The soil is the great connector of lives, the source and destiny of all. It is the healer and restorer and resurrector, by which disease passes into health, age into youth, death into life. Without proper care for it we can have no community because without proper care for it we can have no life. — Wendell Berry
I’ve just come back from a small-farmers’ gathering called ‘Deep Winter Agrarians’ that this year was held in Bangalow, NSW. Small farmers, meaning small scale relative to what most people consider ‘normal’ farming. By no means was it a small gathering—there was 250–300 people in attendance every day! Friday saw us touring 5 local farms/growing spaces, all quite different markets, styles of farming and some examples of various leasing systems.
Saturday saw us meet in a beautiful early 1900s hall nestled next to the Bangalow Showground, eating local honeycomb and politely lingering around the kitchen for coffee. We began with a Welcome to Country from the local mob. It was really amazing and set the tone for a lot of conversations over the rest of the weekend. We were not only led through the ‘official’ welcome to country, but then were taken through a guided reflective, spiritual-like connection to country that was genuine and genuinely welcoming.
After being welcomed and taken to the level above tokenism, we split up into several groups of different workshops with topics such as land access and agreements, certification, and paddock to plate, chef, and consumer education. I went to the land access one and appreciated the amount of different models there are out there currently in Australia. However, land sharing/leasing is definitely becoming the norm, as access is becoming harder and harder, especially for small-scale farmers, let alone those of us who are just starting up. Frameworks for alliances/agreements—such as what we are about to embark upon out here in Harcourt—are definitely cutting edge, and as a whole movement we are all creating a new way of using land, together.
Being amidst that action is exciting and literally groundbreaking (yes, thats a pun!). There was an interesting conversation around the language used around people ‘owning’ land (surely no-one OWNS land, right?) and we were challenged to imagine how we can incorporate treaty and indigenous history past and present into our legal plans. It was really refreshing and forward visioning to think about how do we want land access to be possible in the future, what history the land holds for indigenous people, and actually asking the land what it wants to show us. I really appreciated both the positive lens and the respectful mind that challenged and reminded us to seriously work with the land in a holistic way.
After a delicious lunch of amazing soup there was another round of workshop discussion groups and then getting ready for Saturday night’s feast! It was a beautiful combination of farmers, produce, and chefs working together to provide incredible food. I don’t normally get to eat out that well! It was a reminder that in this business you eat like kings. It was a relaxed social event of eating too much, pinning down those people you hadn’t had a chance to chat with earlier in the piece, and being kept warm by a massive bonfire into the wee hours.

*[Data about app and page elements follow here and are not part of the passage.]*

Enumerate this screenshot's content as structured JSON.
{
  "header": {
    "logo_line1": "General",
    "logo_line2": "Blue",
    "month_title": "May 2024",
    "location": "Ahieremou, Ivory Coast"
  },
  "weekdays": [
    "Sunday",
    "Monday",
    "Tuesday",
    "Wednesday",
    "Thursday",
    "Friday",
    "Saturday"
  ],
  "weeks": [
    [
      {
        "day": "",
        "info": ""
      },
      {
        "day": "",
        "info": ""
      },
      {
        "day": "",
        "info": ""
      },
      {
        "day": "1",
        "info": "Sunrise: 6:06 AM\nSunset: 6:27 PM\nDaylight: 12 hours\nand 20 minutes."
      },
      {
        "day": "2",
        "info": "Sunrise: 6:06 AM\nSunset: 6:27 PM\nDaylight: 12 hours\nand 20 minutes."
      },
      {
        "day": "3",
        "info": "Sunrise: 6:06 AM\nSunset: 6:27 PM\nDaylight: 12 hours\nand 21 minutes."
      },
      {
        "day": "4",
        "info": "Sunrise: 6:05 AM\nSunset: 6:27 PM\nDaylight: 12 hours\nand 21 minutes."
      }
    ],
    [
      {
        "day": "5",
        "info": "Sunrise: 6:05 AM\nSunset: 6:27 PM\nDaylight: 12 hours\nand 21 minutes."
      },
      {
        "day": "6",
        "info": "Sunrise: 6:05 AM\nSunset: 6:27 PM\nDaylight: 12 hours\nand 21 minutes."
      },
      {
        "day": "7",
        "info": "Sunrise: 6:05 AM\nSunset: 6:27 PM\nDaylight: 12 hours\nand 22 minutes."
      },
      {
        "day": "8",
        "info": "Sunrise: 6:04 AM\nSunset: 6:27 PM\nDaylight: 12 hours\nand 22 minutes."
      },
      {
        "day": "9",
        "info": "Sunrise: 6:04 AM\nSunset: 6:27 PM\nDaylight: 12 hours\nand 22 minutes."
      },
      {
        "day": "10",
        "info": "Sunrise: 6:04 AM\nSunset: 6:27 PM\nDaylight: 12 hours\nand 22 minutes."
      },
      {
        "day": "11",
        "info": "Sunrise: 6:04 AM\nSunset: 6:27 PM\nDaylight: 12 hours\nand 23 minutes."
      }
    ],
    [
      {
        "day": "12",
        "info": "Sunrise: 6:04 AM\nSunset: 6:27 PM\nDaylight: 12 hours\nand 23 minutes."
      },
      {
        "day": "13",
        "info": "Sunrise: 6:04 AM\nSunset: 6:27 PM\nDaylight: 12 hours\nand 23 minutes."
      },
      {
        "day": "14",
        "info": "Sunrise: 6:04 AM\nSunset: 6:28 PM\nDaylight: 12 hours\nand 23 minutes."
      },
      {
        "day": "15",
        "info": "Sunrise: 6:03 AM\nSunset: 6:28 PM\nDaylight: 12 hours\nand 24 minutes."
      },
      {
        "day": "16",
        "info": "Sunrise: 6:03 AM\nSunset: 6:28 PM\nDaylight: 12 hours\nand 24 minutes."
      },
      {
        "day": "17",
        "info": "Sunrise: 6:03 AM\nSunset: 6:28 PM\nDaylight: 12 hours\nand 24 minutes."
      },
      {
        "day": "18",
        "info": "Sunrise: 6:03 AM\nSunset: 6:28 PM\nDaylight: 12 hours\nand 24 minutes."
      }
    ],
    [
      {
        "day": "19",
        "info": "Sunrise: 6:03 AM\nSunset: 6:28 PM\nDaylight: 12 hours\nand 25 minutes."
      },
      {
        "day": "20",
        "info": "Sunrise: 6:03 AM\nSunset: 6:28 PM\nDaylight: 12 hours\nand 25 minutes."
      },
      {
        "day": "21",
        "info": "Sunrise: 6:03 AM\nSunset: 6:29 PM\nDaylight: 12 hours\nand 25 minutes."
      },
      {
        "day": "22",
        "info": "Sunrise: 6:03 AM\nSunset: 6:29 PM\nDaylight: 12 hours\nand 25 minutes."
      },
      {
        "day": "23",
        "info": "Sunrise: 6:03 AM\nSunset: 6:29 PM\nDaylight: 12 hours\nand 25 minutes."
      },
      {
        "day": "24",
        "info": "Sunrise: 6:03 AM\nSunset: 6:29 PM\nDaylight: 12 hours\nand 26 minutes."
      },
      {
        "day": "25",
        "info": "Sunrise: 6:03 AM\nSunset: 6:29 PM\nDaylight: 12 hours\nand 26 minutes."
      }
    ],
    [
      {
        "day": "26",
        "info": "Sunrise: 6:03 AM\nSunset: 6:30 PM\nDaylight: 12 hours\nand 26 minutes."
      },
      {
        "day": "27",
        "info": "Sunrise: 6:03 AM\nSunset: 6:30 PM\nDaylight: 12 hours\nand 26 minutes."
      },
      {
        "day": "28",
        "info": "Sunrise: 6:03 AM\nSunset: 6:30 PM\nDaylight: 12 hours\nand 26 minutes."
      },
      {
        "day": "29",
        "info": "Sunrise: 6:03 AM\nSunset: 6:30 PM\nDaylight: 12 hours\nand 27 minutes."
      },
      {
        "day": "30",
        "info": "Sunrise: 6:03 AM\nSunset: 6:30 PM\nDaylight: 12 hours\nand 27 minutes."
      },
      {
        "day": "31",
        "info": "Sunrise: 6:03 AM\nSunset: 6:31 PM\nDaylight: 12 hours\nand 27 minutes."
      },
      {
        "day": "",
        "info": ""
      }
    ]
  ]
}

So, what did I take away from the weekend, apart from feeling incredibly shy the first few days? Compared to 2 years ago when I first went, this year it was all farmers, and a few farmers’ friends rather than food outlets or policy changers. I’ve gathered a few good quotes that will stick in my brain for a while to be sure, such as “food yields community”. The idea that building good soil builds community made me think especially about the alliance at Harcourt with lots of different ventures (veg, fruit, chickens, ducks, cows) all working together for the best outcome for the earth and the animals (the good soil bit) and how it will no doubt also build community.
I struggle to use the word community sometimes cos I feel it’s overused and wrongly used, but refreshingly this weekend it was a pleasant and exciting word again. I saw the overrepresentation of market gardeners and could see the boom from 2 years ago in our field. My theory is that this is because veg has the easiest and quickest turn around of planting, money, and personal gratification, and way less red tape to go through. You can also do it on a very small scale. It was promising to see a few animal peeps there, edible flowers, cut flowers and grain farmers. It’s exciting as I feel they are the next ones to boom, which means our food system will become that much stronger.
One of the discussions was around different community-supported agriculture (CSA) models and distribution frameworks. It was a nice reminder to see for Sas and me how much our values underpin our decisions in regards to access and modes of selling, and that there is (of course) no one way that is ‘right’ as every climate, farmer, community, soil, and lifestyle is different.
The final morning saw us being led by a pear orchardist from Roberston, NSW in a little session called yoga for farmers, which can be practised in jeans, hehe. Pi Wei reminded us that we have to look at our body the way we look at the land—regeneratively. She led us through some stretches and a few movements but the main thing she was teaching us was to check in with our body, read its landscape, and take care of it. After that session, Erika, who farms in the Blue Mountains, NSW remarked to me the new tool shed she’s building will now have a human tool bit to it, where you rebuild the body just the same as sharpening tools—love it!! It is not by accident that the pristine wilderness of our planet disappears as understanding of our own inner wild natures fade. — Clarissa Pinkola Estes
It was a pleasure to keep the company of Tess, who is about to start her micro dairy here in Harcourt, and continue to be amazed at her amount of knowledge and depth of understanding of what she wants to do.
Coming together over Deep Winter introduced me and reintroduced me to people from all over Australia who I respect and admire in the same vein. The core point of deep winter is to connect with other farmers during the depths of winter (when stuff can be tough), and warm the heart’s hearth, so to speak. It’s a gathering where we can learn from one another, realise we’re not alone, and continue to grow the revolution of small-scale farming to feed the land and our communities.
Thanks for listening! Mel x